The UND School of Law will host a panel discussion featuring Federal Judge Myron H. Bright on October 14, 2013 from 1:30 p.m. – 3:30 p.m. UND School of Law Baker Courtroom. The panelists will discuss the topic of Native American sentencing disparity and specifically the case of Dana Deegan. She is a member of the Three Affiliated Tribes, and is currently serving a 10-year sentence on a charge of second-degree murder.
Schedule of Speakers:
1:30 – 2:00 p.m. – Overview of the Disparity Problem and its Origins
BJ Jones, Director, Tribal Judicial Institute & Chief Justice of the Turtle Mountain Tribal Court of Appeals
Chris Ironroad, Associate Attorney at Sonosky, Chambers, Sachse, Endreson & Perry, LLP
2:00 – 3:00 p.m. – Impact of Disparity on Native Americans- The Case of Dana Deegan
Judge Myron H. Bright, United States Court of Appeals for the Eighth Circuit
Judge David E. Ackerson, St. Louis County, Minnesota
Sarah Deer, Assistant Professor of Law, William Mitchell College of Law
Marmie Jotter, sister of Dana Deegan and licensed psychotherapist
3:00 – 3:30 p.m. – How the Guidelines Unfairly Treat Domestic Violence Victims
Radmilla Cody- Ms. Navajo Nation 1997-98 and recording artist
Light refreshments will be served during the event
Probably the most important article on fracking in Indian country so far.
Raymond Cross has published “Development’s Victim or Its Beneficiary?: The Impact of Oil and Gas Development on the Fort Berthold Indian Reservation” in the North Dakota Law Review.
Here is the opinion in United States v. Lone Fight.
Apparently, this is only the second time in the history of the federal courts that there has been a person convicted of neonatcide. Thank you Major Crimes Act. 😦
The facts in this case are beyond horrible, and we usually don’t post criminal cases like this, but the dissent is so passionate in this case.
Here is the opinion: US v Deegan.
From the dissent (Judge Bright):
In the view of this judge, the procedure followed and the imposition of a ten-year-plus prison sentence on Ms. Deegan, a young American Indian woman, represents the most clear sentencing error that this dissenting judge has ever seen.
* * *

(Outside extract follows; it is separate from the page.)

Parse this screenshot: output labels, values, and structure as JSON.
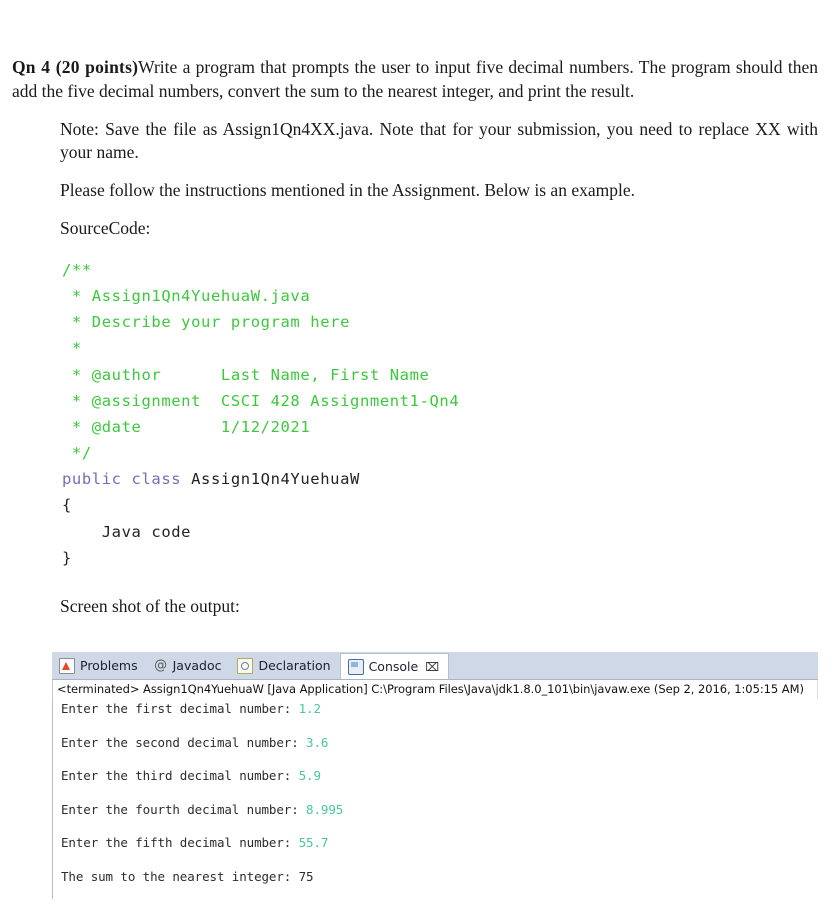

Ms. Deegan’s crime of neonaticide was a unique sort of homicide and completely unlike the usual and ordinary killings that constitute second-degree murder under federal law. As I have already observed, federal courts do not ordinarily deal with these types of cases, which may be grist for the mills of state courts. Only because this neonaticide occurred on an Indian reservation does this case become one of federal jurisdiction. There exists no basis in the statements of the Sentencing Commission or in reviewing federal appellate second-degree murder cases to conclude that the crime of neonaticide comes within the federal second-degree murder sentencing guidelines.
From Jill Tompkins:
Today the American Indian Law Clinic won its appeal in the Colorado Supreme Court in a case concerning a contested guardianship of an American Indian child, In the Matter of J.C.T.. The Court reversed the decision of the Court of Appeals and upheld the rulings of the Denver Probate Court finding that it was an appropriate exercise of the Probate Court’s authority to consider the potential of a prospective guardian to be an adoptive parent. This decision will allow the boy to finally be adopted after being under various guardianships for 10 years. Ann Rhodes, ’07, did an outstanding job of briefing the case on the boy’s tribe’s behalf (I argued it). Maggie Wetmore, ’05 was the student attorney who handled the complex trial-level work.
Here’s a link to the opinion.
Congrats to Jill and her students!